▶ [TRY IT] What you return must match the listing word for word.

DATA RECORDS Block Start

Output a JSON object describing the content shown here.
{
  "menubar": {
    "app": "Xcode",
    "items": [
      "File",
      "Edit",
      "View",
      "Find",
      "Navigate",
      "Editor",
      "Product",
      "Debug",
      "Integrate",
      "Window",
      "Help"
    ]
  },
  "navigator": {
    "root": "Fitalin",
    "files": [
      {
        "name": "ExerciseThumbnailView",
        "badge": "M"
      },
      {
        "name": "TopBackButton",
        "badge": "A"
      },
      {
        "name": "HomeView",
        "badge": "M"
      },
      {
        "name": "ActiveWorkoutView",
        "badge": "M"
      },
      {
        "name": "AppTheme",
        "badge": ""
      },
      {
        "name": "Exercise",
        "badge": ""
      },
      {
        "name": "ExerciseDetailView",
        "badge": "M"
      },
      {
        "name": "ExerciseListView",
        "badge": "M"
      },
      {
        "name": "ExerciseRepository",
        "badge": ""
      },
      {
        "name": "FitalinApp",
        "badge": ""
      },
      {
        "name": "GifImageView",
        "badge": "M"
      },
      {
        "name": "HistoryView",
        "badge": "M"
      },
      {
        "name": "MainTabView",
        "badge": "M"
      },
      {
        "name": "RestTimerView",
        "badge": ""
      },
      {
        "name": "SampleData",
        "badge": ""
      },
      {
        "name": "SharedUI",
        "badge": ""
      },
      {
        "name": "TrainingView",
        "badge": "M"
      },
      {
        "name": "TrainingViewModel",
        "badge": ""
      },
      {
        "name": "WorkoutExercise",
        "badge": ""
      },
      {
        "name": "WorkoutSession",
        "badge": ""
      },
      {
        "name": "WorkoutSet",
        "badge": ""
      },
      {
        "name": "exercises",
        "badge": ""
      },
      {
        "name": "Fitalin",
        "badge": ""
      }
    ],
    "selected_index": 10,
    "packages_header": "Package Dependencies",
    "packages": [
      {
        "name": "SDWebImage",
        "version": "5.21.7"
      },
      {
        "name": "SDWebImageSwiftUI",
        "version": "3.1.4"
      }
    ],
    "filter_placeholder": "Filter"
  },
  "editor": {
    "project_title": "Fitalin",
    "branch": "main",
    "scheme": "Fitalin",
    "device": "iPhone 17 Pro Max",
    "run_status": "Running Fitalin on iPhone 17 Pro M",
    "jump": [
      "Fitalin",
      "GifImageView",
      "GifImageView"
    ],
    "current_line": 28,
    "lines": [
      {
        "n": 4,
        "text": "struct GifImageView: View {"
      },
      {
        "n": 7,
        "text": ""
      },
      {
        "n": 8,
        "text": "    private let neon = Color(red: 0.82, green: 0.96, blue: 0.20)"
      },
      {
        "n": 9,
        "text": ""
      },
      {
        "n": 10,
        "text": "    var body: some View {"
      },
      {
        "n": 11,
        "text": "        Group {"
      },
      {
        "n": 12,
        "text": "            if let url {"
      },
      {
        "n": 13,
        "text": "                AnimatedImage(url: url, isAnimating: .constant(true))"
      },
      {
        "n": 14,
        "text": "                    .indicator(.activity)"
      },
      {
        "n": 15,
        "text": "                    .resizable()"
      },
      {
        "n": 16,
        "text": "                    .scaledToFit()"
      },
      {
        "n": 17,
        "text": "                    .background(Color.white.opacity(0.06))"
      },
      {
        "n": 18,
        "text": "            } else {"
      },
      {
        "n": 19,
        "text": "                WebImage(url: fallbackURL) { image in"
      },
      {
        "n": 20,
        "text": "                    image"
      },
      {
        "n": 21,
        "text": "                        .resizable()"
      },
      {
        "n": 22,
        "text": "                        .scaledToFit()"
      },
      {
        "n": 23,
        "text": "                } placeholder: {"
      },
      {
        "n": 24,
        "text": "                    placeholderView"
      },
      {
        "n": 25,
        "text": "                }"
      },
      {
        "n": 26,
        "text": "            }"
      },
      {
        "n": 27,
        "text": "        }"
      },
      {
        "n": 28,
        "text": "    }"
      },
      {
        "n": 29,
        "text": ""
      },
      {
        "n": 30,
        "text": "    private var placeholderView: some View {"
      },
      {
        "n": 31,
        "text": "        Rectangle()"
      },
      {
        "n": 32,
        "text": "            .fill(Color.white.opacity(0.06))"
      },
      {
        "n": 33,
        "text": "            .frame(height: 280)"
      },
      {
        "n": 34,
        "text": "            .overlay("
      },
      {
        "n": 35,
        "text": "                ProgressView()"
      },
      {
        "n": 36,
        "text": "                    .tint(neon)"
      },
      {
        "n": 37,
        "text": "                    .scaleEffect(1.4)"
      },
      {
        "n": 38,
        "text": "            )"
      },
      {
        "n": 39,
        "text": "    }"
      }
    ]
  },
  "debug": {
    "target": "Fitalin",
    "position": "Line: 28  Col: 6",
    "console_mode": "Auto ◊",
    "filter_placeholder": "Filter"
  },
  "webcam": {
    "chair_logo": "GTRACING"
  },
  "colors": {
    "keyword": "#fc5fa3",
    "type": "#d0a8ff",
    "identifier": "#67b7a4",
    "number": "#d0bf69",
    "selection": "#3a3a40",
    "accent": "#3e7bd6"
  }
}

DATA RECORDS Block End

▶ [ANSWER TO THIS EXERCISE]
Output a JSON object describing the content shown here.
{
  "menubar": {
    "app": "Xcode",
    "items": [
      "File",
      "Edit",
      "View",
      "Find",
      "Navigate",
      "Editor",
      "Product",
      "Debug",
      "Integrate",
      "Window",
      "Help"
    ]
  },
  "navigator": {
    "root": "Fitalin",
    "files": [
      {
        "name": "ExerciseThumbnailView",
        "badge": "M"
      },
      {
        "name": "TopBackButton",
        "badge": "A"
      },
      {
        "name": "HomeView",
        "badge": "M"
      },
      {
        "name": "ActiveWorkoutView",
        "badge": "M"
      },
      {
        "name": "AppTheme",
        "badge": ""
      },
      {
        "name": "Exercise",
        "badge": ""
      },
      {
        "name": "ExerciseDetailView",
        "badge": "M"
      },
      {
        "name": "ExerciseListView",
        "badge": "M"
      },
      {
        "name": "ExerciseRepository",
        "badge": ""
      },
      {
        "name": "FitalinApp",
        "badge": ""
      },
      {
        "name": "GifImageView",
        "badge": "M"
      },
      {
        "name": "HistoryView",
        "badge": "M"
      },
      {
        "name": "MainTabView",
        "badge": "M"
      },
      {
        "name": "RestTimerView",
        "badge": ""
      },
      {
        "name": "SampleData",
        "badge": ""
      },
      {
        "name": "SharedUI",
        "badge": ""
      },
      {
        "name": "TrainingView",
        "badge": "M"
      },
      {
        "name": "TrainingViewModel",
        "badge": ""
      },
      {
        "name": "WorkoutExercise",
        "badge": ""
      },
      {
        "name": "WorkoutSession",
        "badge": ""
      },
      {
        "name": "WorkoutSet",
        "badge": ""
      },
      {
        "name": "exercises",
        "badge": ""
      },
      {
        "name": "Fitalin",
        "badge": ""
      }
    ],
    "selected_index": 10,
    "packages_header": "Package Dependencies",
    "packages": [
      {
        "name": "SDWebImage",
        "version": "5.21.7"
      },
      {
        "name": "SDWebImageSwiftUI",
        "version": "3.1.4"
      }
    ],
    "filter_placeholder": "Filter"
  },
  "editor": {
    "project_title": "Fitalin",
    "branch": "main",
    "scheme": "Fitalin",
    "device": "iPhone 17 Pro Max",
    "run_status": "Running Fitalin on iPhone 17 Pro M",
    "jump": [
      "Fitalin",
      "GifImageView",
      "GifImageView"
    ],
    "current_line": 28,
    "lines": [
      {
        "n": 4,
        "text": "struct GifImageView: View {"
      },
      {
        "n": 7,
        "text": ""
      },
      {
        "n": 8,
        "text": "    private let neon = Color(red: 0.82, green: 0.96, blue: 0.20)"
      },
      {
        "n": 9,
        "text": ""
      },
      {
        "n": 10,
        "text": "    var body: some View {"
      },
      {
        "n": 11,
        "text": "        Group {"
      },
      {
        "n": 12,
        "text": "            if let url {"
      },
      {
        "n": 13,
        "text": "                AnimatedImage(url: url, isAnimating: .constant(true))"
      },
      {
        "n": 14,
        "text": "                    .indicator(.activity)"
      },
      {
        "n": 15,
        "text": "                    .resizable()"
      },
      {
        "n": 16,
        "text": "                    .scaledToFit()"
      },
      {
        "n": 17,
        "text": "                    .background(Color.white.opacity(0.06))"
      },
      {
        "n": 18,
        "text": "            } else {"
      },
      {
        "n": 19,
        "text": "                WebImage(url: fallbackURL) { image in"
      },
      {
        "n": 20,
        "text": "                    image"
      },
      {
        "n": 21,
        "text": "                        .resizable()"
      },
      {
        "n": 22,
        "text": "                        .scaledToFit()"
      },
      {
        "n": 23,
        "text": "                } placeholder: {"
      },
      {
        "n": 24,
        "text": "                    placeholderView"
      },
      {
        "n": 25,
        "text": "                }"
      },
      {
        "n": 26,
        "text": "            }"
      },
      {
        "n": 27,
        "text": "        }"
      },
      {
        "n": 28,
        "text": "    }"
      },
      {
        "n": 29,
        "text": ""
      },
      {
        "n": 30,
        "text": "    private var placeholderView: some View {"
      },
      {
        "n": 31,
        "text": "        Rectangle()"
      },
      {
        "n": 32,
        "text": "            .fill(Color.white.opacity(0.06))"
      },
      {
        "n": 33,
        "text": "            .frame(height: 280)"
      },
      {
        "n": 34,
        "text": "            .overlay("
      },
      {
        "n": 35,
        "text": "                ProgressView()"
      },
      {
        "n": 36,
        "text": "                    .tint(neon)"
      },
      {
        "n": 37,
        "text": "                    .scaleEffect(1.4)"
      },
      {
        "n": 38,
        "text": "            )"
      },
      {
        "n": 39,
        "text": "    }"
      }
    ]
  },
  "debug": {
    "target": "Fitalin",
    "position": "Line: 28  Col: 6",
    "console_mode": "Auto ◊",
    "filter_placeholder": "Filter"
  },
  "webcam": {
    "chair_logo": "GTRACING"
  },
  "colors": {
    "keyword": "#fc5fa3",
    "type": "#d0a8ff",
    "identifier": "#67b7a4",
    "number": "#d0bf69",
    "selection": "#3a3a40",
    "accent": "#3e7bd6"
  }
}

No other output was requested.